[Opening Supplied data section]
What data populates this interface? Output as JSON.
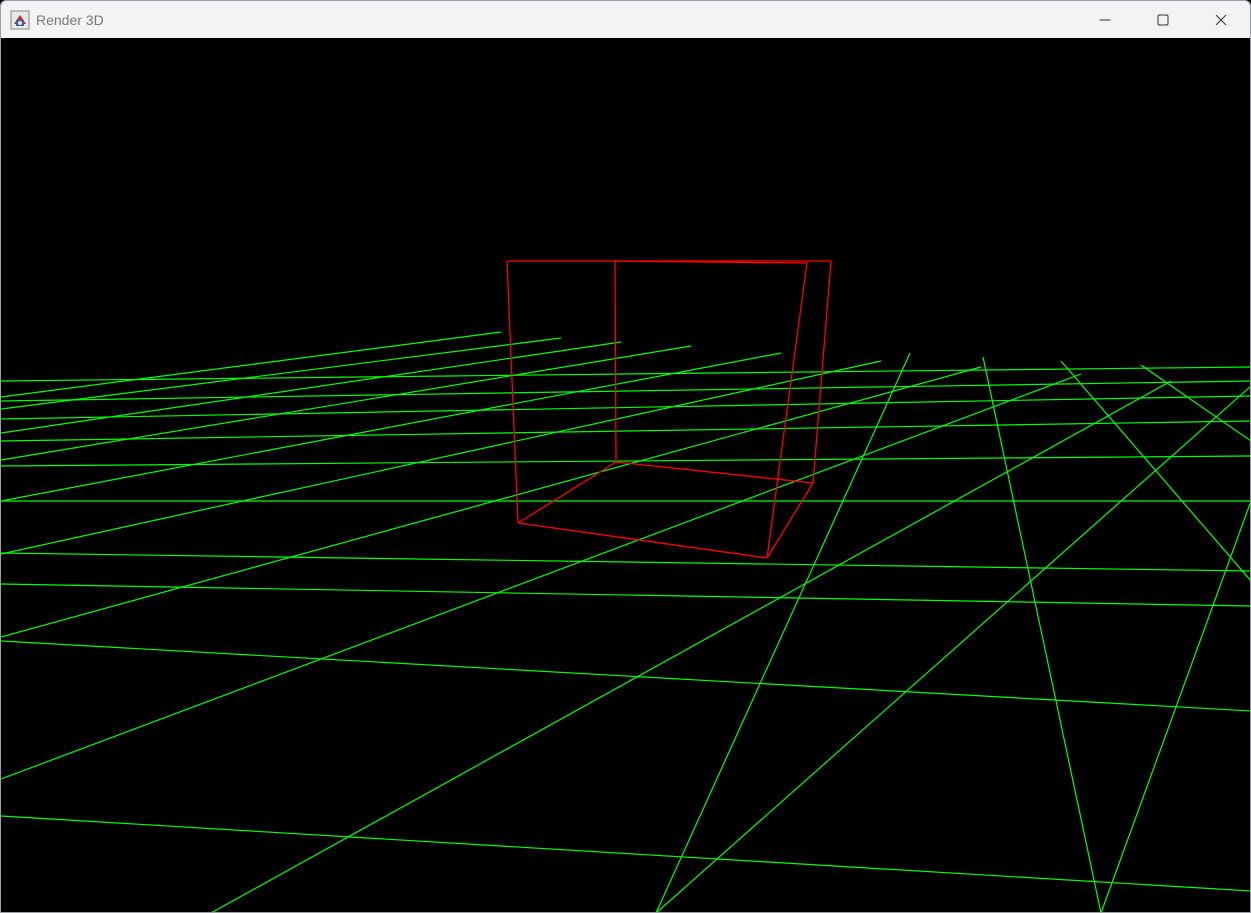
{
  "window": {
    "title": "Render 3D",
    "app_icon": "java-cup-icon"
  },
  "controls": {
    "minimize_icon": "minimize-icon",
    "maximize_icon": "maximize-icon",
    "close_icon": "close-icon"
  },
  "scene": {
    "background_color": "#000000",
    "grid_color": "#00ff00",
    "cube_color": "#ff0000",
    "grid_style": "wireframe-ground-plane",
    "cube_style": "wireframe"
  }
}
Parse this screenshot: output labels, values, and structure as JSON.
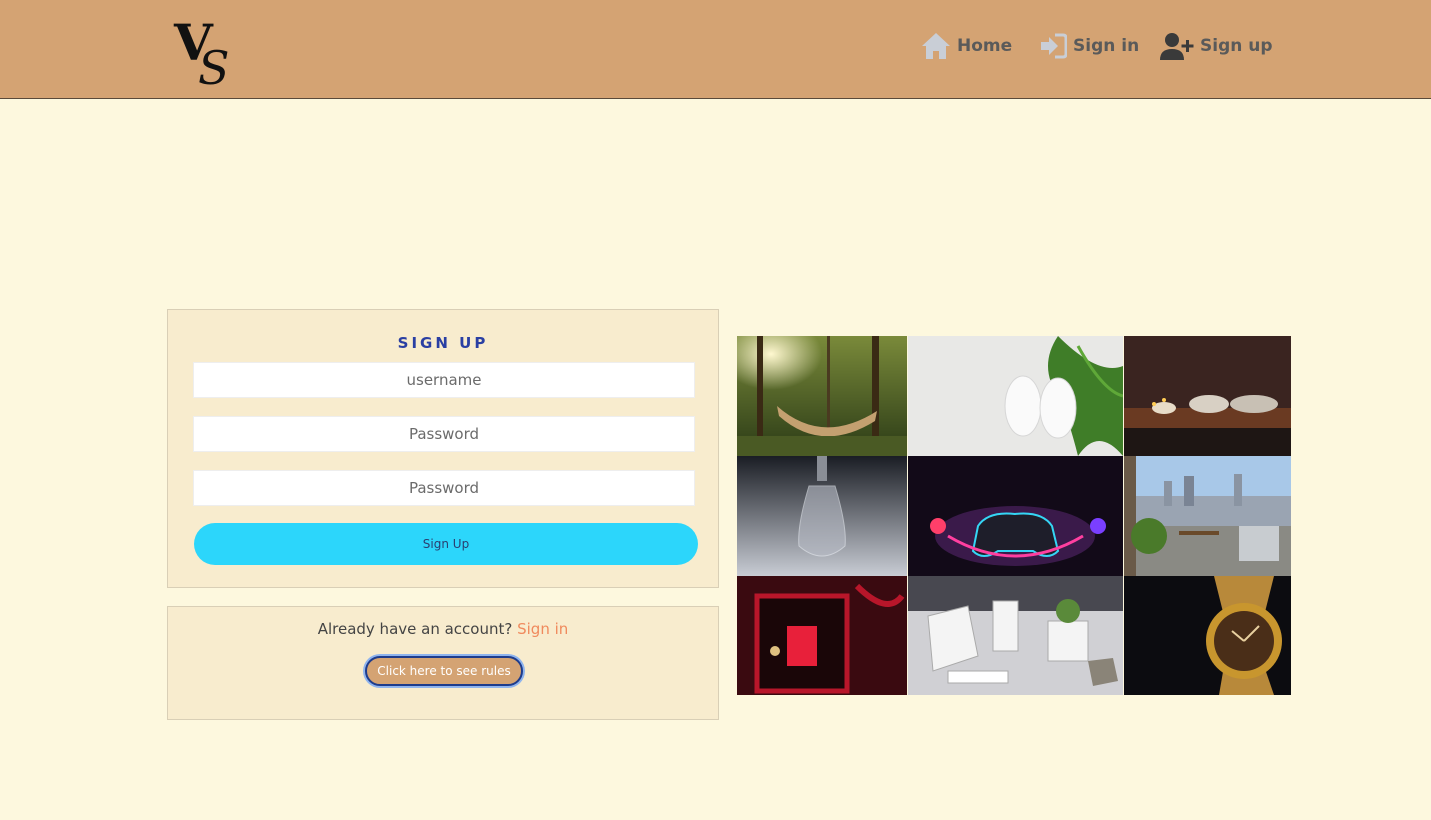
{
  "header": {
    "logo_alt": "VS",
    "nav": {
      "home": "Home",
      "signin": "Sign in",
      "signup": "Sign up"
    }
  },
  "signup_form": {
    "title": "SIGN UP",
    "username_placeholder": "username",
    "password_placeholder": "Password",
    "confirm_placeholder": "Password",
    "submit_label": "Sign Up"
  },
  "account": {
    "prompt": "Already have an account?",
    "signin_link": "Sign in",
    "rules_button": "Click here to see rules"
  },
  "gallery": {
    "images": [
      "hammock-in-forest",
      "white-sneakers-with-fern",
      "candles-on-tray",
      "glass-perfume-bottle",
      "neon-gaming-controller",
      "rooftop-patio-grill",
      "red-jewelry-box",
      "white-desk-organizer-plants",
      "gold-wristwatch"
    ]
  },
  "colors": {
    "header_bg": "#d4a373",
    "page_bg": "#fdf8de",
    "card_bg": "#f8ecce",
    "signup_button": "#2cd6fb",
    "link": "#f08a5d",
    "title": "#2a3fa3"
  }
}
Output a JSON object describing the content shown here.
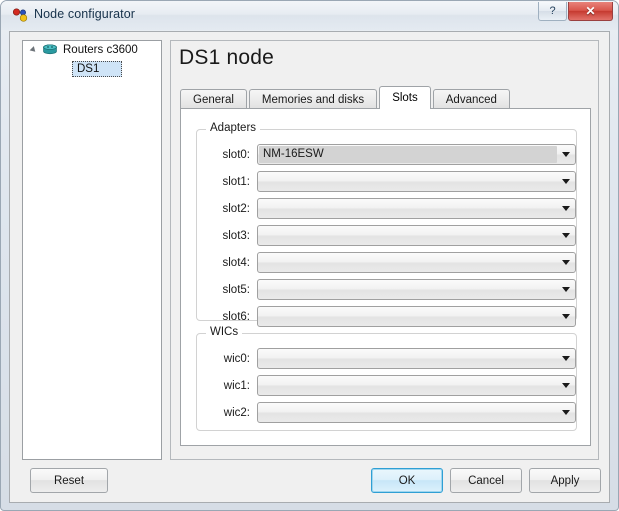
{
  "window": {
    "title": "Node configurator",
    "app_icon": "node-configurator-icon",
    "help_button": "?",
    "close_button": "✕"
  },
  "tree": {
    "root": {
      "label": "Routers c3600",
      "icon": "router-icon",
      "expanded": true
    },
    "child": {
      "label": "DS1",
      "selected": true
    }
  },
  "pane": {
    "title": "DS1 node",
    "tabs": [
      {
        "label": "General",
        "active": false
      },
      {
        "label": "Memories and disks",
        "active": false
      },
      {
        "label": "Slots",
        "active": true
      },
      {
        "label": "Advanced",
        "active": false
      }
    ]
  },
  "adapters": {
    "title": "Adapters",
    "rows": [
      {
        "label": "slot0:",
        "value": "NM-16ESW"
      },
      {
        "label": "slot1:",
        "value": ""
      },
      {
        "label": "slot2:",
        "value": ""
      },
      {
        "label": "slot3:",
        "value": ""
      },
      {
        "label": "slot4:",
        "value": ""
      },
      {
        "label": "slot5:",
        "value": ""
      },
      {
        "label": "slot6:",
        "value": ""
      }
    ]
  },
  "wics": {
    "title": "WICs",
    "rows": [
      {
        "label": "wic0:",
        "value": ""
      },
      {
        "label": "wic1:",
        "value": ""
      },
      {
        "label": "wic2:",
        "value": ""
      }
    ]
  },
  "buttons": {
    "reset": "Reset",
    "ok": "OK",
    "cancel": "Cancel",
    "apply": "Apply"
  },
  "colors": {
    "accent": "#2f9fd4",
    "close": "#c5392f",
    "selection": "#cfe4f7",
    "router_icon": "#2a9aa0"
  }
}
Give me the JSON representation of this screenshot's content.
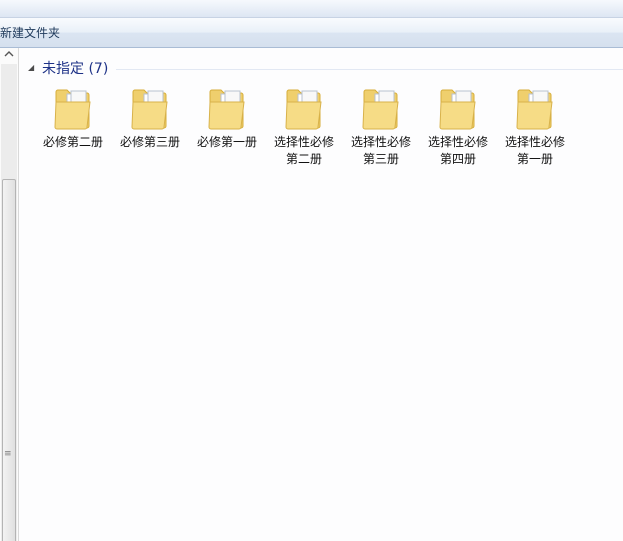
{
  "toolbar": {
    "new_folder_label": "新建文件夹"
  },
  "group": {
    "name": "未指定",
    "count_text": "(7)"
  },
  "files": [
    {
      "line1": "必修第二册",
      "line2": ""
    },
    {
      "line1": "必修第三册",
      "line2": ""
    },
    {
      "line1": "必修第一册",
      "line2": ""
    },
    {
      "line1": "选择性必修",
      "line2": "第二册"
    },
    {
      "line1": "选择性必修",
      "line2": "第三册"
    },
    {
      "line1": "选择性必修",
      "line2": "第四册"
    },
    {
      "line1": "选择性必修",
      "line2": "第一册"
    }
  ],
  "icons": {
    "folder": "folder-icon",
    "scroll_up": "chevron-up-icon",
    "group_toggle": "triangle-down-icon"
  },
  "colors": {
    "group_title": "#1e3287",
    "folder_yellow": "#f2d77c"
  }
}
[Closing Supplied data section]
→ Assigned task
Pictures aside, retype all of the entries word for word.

→ Solution
What data populates this interface? Output as JSON.
{
  "window": {
    "title": "Render 3D",
    "app_icon": "java-cup-icon"
  },
  "controls": {
    "minimize_icon": "minimize-icon",
    "maximize_icon": "maximize-icon",
    "close_icon": "close-icon"
  },
  "scene": {
    "background_color": "#000000",
    "grid_color": "#00ff00",
    "cube_color": "#ff0000",
    "grid_style": "wireframe-ground-plane",
    "cube_style": "wireframe"
  }
}
Parse this screenshot: output labels, values, and structure as JSON.
{
  "header": {
    "logo_alt": "VS",
    "nav": {
      "home": "Home",
      "signin": "Sign in",
      "signup": "Sign up"
    }
  },
  "signup_form": {
    "title": "SIGN UP",
    "username_placeholder": "username",
    "password_placeholder": "Password",
    "confirm_placeholder": "Password",
    "submit_label": "Sign Up"
  },
  "account": {
    "prompt": "Already have an account?",
    "signin_link": "Sign in",
    "rules_button": "Click here to see rules"
  },
  "gallery": {
    "images": [
      "hammock-in-forest",
      "white-sneakers-with-fern",
      "candles-on-tray",
      "glass-perfume-bottle",
      "neon-gaming-controller",
      "rooftop-patio-grill",
      "red-jewelry-box",
      "white-desk-organizer-plants",
      "gold-wristwatch"
    ]
  },
  "colors": {
    "header_bg": "#d4a373",
    "page_bg": "#fdf8de",
    "card_bg": "#f8ecce",
    "signup_button": "#2cd6fb",
    "link": "#f08a5d",
    "title": "#2a3fa3"
  }
}
Output a JSON object describing the content shown here.
{
  "window": {
    "title": "Node configurator",
    "app_icon": "node-configurator-icon",
    "help_button": "?",
    "close_button": "✕"
  },
  "tree": {
    "root": {
      "label": "Routers c3600",
      "icon": "router-icon",
      "expanded": true
    },
    "child": {
      "label": "DS1",
      "selected": true
    }
  },
  "pane": {
    "title": "DS1 node",
    "tabs": [
      {
        "label": "General",
        "active": false
      },
      {
        "label": "Memories and disks",
        "active": false
      },
      {
        "label": "Slots",
        "active": true
      },
      {
        "label": "Advanced",
        "active": false
      }
    ]
  },
  "adapters": {
    "title": "Adapters",
    "rows": [
      {
        "label": "slot0:",
        "value": "NM-16ESW"
      },
      {
        "label": "slot1:",
        "value": ""
      },
      {
        "label": "slot2:",
        "value": ""
      },
      {
        "label": "slot3:",
        "value": ""
      },
      {
        "label": "slot4:",
        "value": ""
      },
      {
        "label": "slot5:",
        "value": ""
      },
      {
        "label": "slot6:",
        "value": ""
      }
    ]
  },
  "wics": {
    "title": "WICs",
    "rows": [
      {
        "label": "wic0:",
        "value": ""
      },
      {
        "label": "wic1:",
        "value": ""
      },
      {
        "label": "wic2:",
        "value": ""
      }
    ]
  },
  "buttons": {
    "reset": "Reset",
    "ok": "OK",
    "cancel": "Cancel",
    "apply": "Apply"
  },
  "colors": {
    "accent": "#2f9fd4",
    "close": "#c5392f",
    "selection": "#cfe4f7",
    "router_icon": "#2a9aa0"
  }
}
Give me the JSON representation of this screenshot's content.
{
  "toolbar": {
    "new_folder_label": "新建文件夹"
  },
  "group": {
    "name": "未指定",
    "count_text": "(7)"
  },
  "files": [
    {
      "line1": "必修第二册",
      "line2": ""
    },
    {
      "line1": "必修第三册",
      "line2": ""
    },
    {
      "line1": "必修第一册",
      "line2": ""
    },
    {
      "line1": "选择性必修",
      "line2": "第二册"
    },
    {
      "line1": "选择性必修",
      "line2": "第三册"
    },
    {
      "line1": "选择性必修",
      "line2": "第四册"
    },
    {
      "line1": "选择性必修",
      "line2": "第一册"
    }
  ],
  "icons": {
    "folder": "folder-icon",
    "scroll_up": "chevron-up-icon",
    "group_toggle": "triangle-down-icon"
  },
  "colors": {
    "group_title": "#1e3287",
    "folder_yellow": "#f2d77c"
  }
}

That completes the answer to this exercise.